Stanford Scholar opens PSU International Forum, Raises Discussion
How does our brain look, when making social-based, moral decisions? Can we speak of morality if we mention animals, let’s say, rats? May we introduce the holy commandments into such tests, and why?
Today, the International Forum “Science and Global Challenges of the 21st Century” started at Perm State University, uniting PSU scholars with those national and international ones, aiming to incorporate cross-discipline research, smart technologies and innovations into pragmatic, problem-applied decisions.
At the start of the Forum, the opening report “Manipulation of Brain States” by Dr. Luis de Lecea, Stanford University School of Medicine (Stanford, USA) was presented to on- and offline audience.

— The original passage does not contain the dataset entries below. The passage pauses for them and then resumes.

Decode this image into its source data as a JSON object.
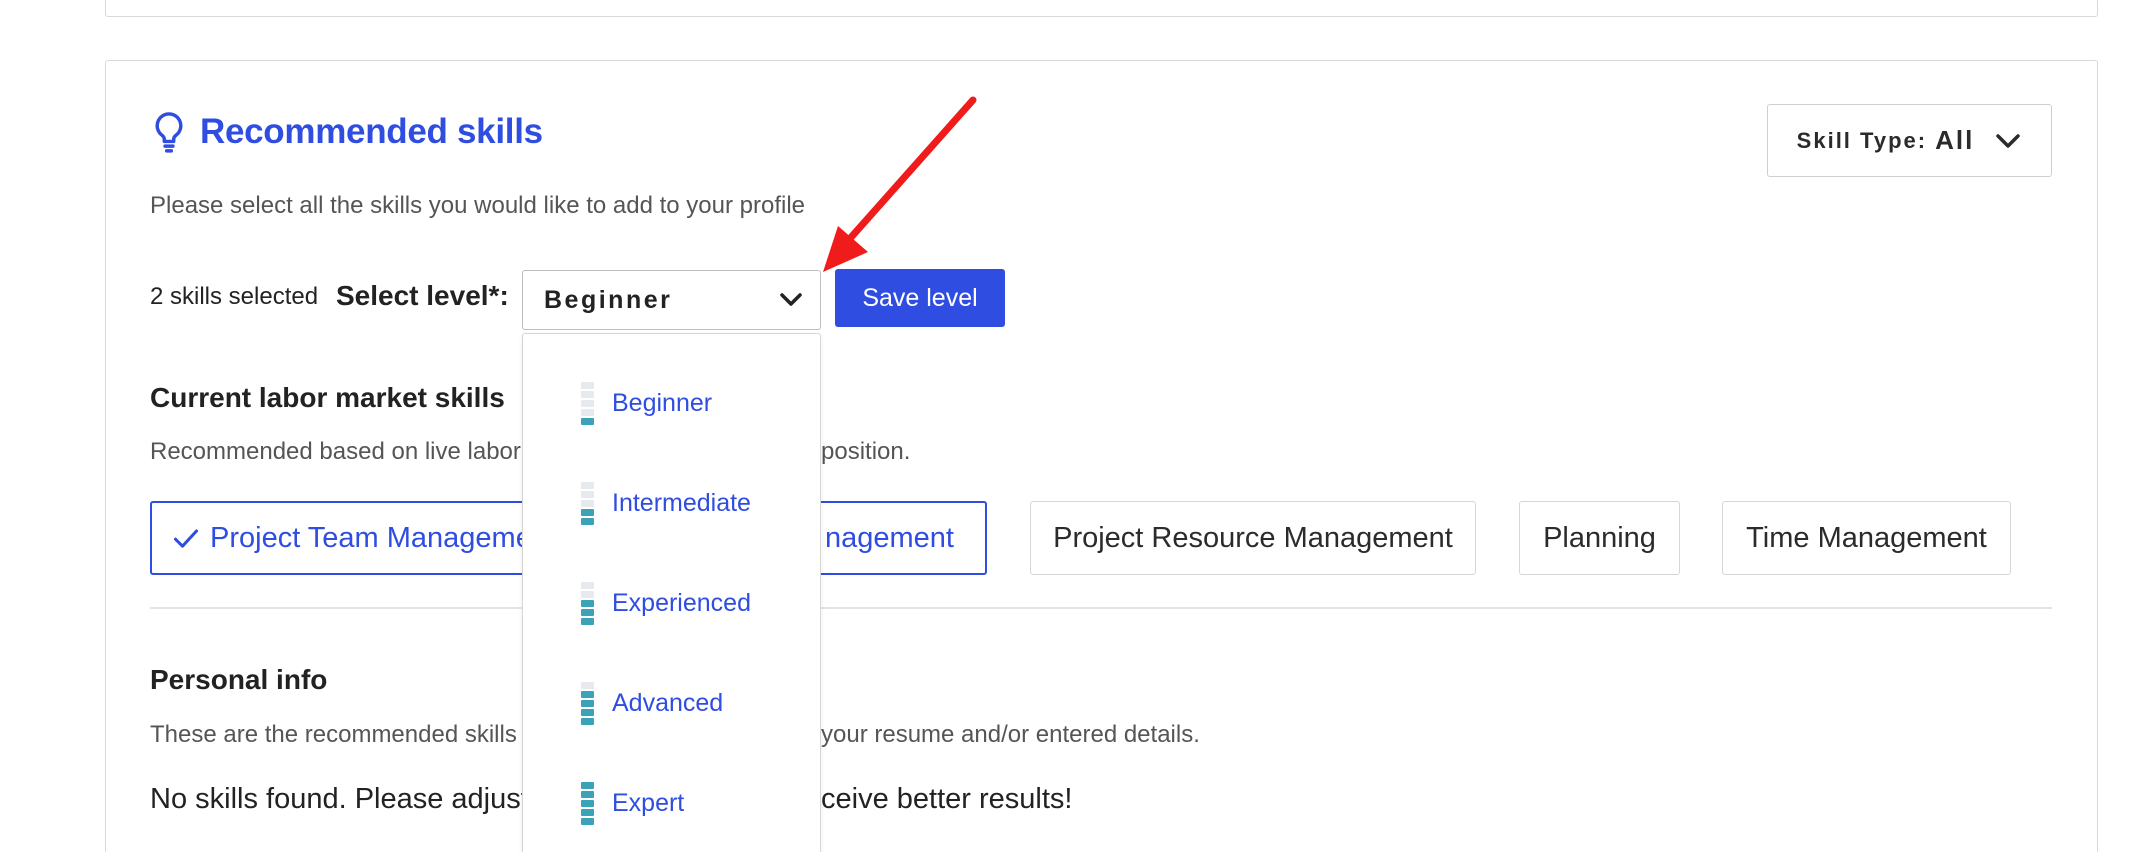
{
  "panel": {
    "title": "Recommended skills",
    "subtitle": "Please select all the skills you would like to add to your profile",
    "skill_type_label": "Skill Type:",
    "skill_type_value": "All"
  },
  "selection": {
    "count_text": "2 skills selected",
    "level_label": "Select level*:",
    "level_value": "Beginner",
    "save_label": "Save level"
  },
  "level_options": [
    {
      "label": "Beginner",
      "level": 1
    },
    {
      "label": "Intermediate",
      "level": 2
    },
    {
      "label": "Experienced",
      "level": 3
    },
    {
      "label": "Advanced",
      "level": 4
    },
    {
      "label": "Expert",
      "level": 5
    }
  ],
  "labor_market": {
    "title": "Current labor market skills",
    "desc_left": "Recommended based on live labor",
    "desc_right": "position.",
    "chips": [
      {
        "label_left": "Project Team Manageme",
        "label_right": "nagement",
        "selected": true
      },
      {
        "label": "Project Resource Management",
        "selected": false
      },
      {
        "label": "Planning",
        "selected": false
      },
      {
        "label": "Time Management",
        "selected": false
      }
    ]
  },
  "personal_info": {
    "title": "Personal info",
    "desc_left": "These are the recommended skills",
    "desc_right": "your resume and/or entered details.",
    "empty_left": "No skills found. Please adjust",
    "empty_right": "ceive better results!"
  },
  "colors": {
    "accent": "#2f4de0",
    "level_bar": "#3aa3b8",
    "arrow": "#f01c1c"
  },
  "icons": {
    "title_icon": "lightbulb-icon",
    "dropdown_icon": "chevron-down-icon"
  }
}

Concentrating on a problem of brain cells manipulation within the optogenetics’ approach, Dr. Luis de Lecea drew on the example of a rat leaving a ‘safe’ dark chamber into ‘unsafe’ light. Along the use of a neuron signal, the rat learned to ‘calm down’ its neighbor locked in a shadow zone, causing less stress for both and heading to a more balanced co-existence, establishing ‘moral’ principles of behavior.
The test raised discussion among the audience. First, a definition of morals and its division from a mere instinct was requested. Then, the question of a goal/hypothesis of such experiment was asked. Finally, Dr. Oleg Pensky, Professor of the IT Department, PSU proposed assimilation of commandments, shared by believers and regarded as true morals, to be introduced into the experiment.
Technically, optogenetics is known as a biological tool that involves light to control neurons that have been genetically modified to express light-sensitive ion channels in living tissue and, remarkably, within freely-moving animals. The appearance of additional philosophical notions, such as understanding, compassion, or morals brings a new dimension into a strictly ‘natural’ academic approach.
Optogenetics had been previously announced by academic research journals as a breakthrough in science. On the clinical side, optogenetics-driven research led to insights into Parkinson’s disease and other neurological and psychiatric disorders, including autism, Schizophrenia, drug abuse, anxiety, and depression, and more – like experimental treatment for blindness.